Currently, 93 percent of Kenyans are mobile phone users and 73 percent are mobile money customers. Additionally, 23 percent use mobile money at least once a day. New potential for mobile money has come with the rise of interest-earning bank-integrated mobile savings systems, beginning with the launch of the M-KESHO system in March 2010.
That is from the new paper "Kenya's Mobile Revolution and the Promise of Mobile Savings" by Gabriel Demombynes and Aaron Thegeya.
The paper focuses on mobile systems as saving devises.
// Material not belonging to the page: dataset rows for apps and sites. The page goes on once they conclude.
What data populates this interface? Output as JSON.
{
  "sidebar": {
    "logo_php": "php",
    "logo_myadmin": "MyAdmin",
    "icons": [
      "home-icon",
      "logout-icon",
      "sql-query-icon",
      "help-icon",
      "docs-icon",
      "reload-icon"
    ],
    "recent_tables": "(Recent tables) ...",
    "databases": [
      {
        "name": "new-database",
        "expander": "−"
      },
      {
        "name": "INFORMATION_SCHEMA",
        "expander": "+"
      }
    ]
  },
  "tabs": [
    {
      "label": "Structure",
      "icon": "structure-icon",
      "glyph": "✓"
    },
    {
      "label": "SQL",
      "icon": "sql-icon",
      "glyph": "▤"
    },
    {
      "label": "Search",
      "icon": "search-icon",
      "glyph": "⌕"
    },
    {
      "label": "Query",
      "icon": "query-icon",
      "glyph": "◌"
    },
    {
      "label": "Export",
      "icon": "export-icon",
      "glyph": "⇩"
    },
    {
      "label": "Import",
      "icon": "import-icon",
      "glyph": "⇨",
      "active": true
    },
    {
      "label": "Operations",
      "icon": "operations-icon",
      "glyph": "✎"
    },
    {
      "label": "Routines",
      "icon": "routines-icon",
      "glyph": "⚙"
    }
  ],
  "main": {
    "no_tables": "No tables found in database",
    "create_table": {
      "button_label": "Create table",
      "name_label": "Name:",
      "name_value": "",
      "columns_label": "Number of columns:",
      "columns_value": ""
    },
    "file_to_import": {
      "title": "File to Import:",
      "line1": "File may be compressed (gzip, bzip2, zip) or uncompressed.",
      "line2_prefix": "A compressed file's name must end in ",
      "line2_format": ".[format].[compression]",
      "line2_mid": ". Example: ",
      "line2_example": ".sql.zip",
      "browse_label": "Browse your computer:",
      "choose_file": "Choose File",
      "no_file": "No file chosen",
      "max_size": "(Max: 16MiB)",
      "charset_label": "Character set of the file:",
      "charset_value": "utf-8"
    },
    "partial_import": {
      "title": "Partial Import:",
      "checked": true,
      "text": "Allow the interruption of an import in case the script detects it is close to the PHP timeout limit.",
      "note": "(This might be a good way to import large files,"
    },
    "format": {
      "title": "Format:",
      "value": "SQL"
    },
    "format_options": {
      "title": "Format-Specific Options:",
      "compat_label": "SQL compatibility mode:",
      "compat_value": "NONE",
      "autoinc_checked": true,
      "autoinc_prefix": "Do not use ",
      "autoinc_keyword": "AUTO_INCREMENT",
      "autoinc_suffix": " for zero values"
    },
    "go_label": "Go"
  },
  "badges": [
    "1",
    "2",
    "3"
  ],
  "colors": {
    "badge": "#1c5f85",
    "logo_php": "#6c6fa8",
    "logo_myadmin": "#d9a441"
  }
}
The authors examine the mobile savings phenomenon, using data collected in a special survey in late 2010. They show that the usage of bank-integrated mobile savings systems like M-KESHO remains limited and largely restricted to better-off Kenyans. However, what the authors term “basic mobile savings”—the use of simple mobile money systems as a repository for funds—is widespread, including among those who are otherwise unlikely to have any savings. Holding other characteristics constant, those who are registered for M-PESA are 32 percent more likely to report having some savings.
The authors argue that bank-integrated mobile-savings-systems remain limited because they require complex arrangements between banks and phone-service providers.